Expect to have a labor-intensive and time-consuming installation. On top of these, you’ll the labor cost can be higher than installing ceramic materials.

Notoriously cold flooring. This is a serious concern for homeowners as tiles will feel cold on bare feet and will also heat up quickly when subjected to direct sunlight.

Consider installing floor heating; not only does it keep your floors comfortably warm, but it also saves you from energy costs in the long run, especially during winter.

Slippery surface. A downside of having a smooth surface is that it can get slippery, especially when wet. To prevent this, consider adding tile glazing or anti-slip adhesive treads on trafficked areas.

You may also place area rugs on your tiles, such as areas with changed levels or floor surfaces prone to spills.

Tile grout can be stained. While they are stain-resistant, your grout in between is not immune to staining and chipping off. Best to use anti-stain additives on your grout to prevent unwanted stains.

Higher initial flooring costs. Expect to pay 60 to 70 percent more on material cost than ceramic tiles when installing wooden style flooring, and on top of it are the higher labor costs for installation.

How Durable is Porcelain Tile That Looks Like Wood?

Bathroom withwood vanity and mirror with wooden frame

This tyling is a tough and hard-wearing flooring because of its material makeup and manufacturing process due to its high density and reduced porosity.

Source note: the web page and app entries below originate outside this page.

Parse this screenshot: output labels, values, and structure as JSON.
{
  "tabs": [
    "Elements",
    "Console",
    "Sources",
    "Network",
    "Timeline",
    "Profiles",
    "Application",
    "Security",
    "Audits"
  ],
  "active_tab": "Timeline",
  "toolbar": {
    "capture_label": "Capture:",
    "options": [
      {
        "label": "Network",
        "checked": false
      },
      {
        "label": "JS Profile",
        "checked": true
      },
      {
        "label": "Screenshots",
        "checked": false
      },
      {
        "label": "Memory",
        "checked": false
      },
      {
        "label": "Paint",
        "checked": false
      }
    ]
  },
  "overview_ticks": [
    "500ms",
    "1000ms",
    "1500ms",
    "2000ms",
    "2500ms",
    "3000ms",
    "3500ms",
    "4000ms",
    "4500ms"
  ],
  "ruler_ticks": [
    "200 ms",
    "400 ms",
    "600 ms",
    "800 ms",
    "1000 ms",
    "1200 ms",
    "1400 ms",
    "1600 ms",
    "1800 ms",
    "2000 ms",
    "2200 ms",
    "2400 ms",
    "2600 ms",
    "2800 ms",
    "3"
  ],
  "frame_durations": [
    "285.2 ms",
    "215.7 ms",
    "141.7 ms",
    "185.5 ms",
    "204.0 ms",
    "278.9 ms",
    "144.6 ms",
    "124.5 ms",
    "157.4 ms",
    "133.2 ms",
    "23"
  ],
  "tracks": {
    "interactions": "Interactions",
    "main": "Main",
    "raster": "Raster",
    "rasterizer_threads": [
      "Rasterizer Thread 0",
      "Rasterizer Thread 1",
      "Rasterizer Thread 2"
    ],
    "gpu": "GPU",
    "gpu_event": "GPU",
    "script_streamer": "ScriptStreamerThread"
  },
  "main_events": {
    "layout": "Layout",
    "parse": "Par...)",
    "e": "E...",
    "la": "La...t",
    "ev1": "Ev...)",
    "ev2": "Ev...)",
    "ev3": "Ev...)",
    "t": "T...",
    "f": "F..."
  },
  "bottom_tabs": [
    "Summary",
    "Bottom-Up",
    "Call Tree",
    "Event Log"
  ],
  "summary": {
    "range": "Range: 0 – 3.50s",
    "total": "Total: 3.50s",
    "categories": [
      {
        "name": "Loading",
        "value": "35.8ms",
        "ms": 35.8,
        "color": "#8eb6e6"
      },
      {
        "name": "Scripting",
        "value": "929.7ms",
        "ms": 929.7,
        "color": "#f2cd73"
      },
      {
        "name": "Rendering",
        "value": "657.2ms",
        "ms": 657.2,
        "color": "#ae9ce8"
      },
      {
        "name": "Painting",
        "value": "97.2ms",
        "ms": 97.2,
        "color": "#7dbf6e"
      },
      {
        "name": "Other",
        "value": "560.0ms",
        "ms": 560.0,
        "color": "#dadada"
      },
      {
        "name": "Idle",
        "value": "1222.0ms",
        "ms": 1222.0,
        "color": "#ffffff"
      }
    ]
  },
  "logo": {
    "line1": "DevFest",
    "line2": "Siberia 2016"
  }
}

These flooring are favorable not only for residential use but also for commercial applications in medium- to high-traffic areas.

As not all vitrified tiling is made equal, find a reputable line that has the PEI (Porcelain Enamel Institute) rating. A test recommended by the ASTM (American Society for Testing and Materials)

The rate ranges from Group 0 to Group 5 or PEI 5, which starts from Group 0, which has the lowest rating, and Group 5 has the highest durability rating.

Take note, though, that the following ratings only measure the tiles’ strength and application and do not define the overall quality of the tile.

Does Porcelain Tile Scratch?

U shaped kitchen with realistic wood style tiles and custom wood cabinet islandCompared to marble, ceramic, and granite, wood-like tiling made of baked clay has one of the hardest surfaces because of its high density and heat-pressured manufacturing process. This makes a tile surface even more superior to granite, which is one of the hardest materials.

Granite’s Moh’s hardness test shows the ceramic tile having around 6 to 6.5, while porcelain received a 7 to 8 average rating.

Another advantage of these tiles is that you have a uniform color throughout your tiles, which, even when scratched, won’t be noticeable.

Does Wood-Look Porcelain Crack Easily?

This material is a very tough flooring material, and it is unlikely to crack easily, even in high-traffic areas. But if cracks have suddenly shown on your flooring, it may be a case of other underlying issues.

Poor workmanship and substandard installation practices are the most common reasons for tile cracking. Cracking can also be caused by extreme temperature changes as well as weak or unstable substrates.

Loading too much weight can also cause hairline cracks on your tiles.

Which is Better Porcelain Or Ceramic Tile?

Bathroom with white tub, windows with blinds and shower area with doors

Ceramic and vitrified timber-style tiling can look similar at the onset, and both offer a durable surface as long as the tile is glazed.

The advantage of porcelain over ceramic tiling is that it is denser, water-resistant, and does not show imperfections easily, as the surface color is similar underneath the tile. The advantage of ceramic flooring, though, is that it is more affordable.

Both porcelain and ceramic woodlike flooring are more affordable compared to most tiling materials, but since pricing depends heavily on the density of the material, the former is more expensive than ceramic. You’ll spend around 60 to 70 percent less if you choose ceramic flooring over kaolin-based flooring.

What do you think of these baked clay timber-style tiling pros and cons? Is there anything we missed? If so, let us know in the comments; for another related article, visit our types of bathroom tiles gallery.

Similar Posts

Leave a Reply

Your email address will not be published. Required fields are marked *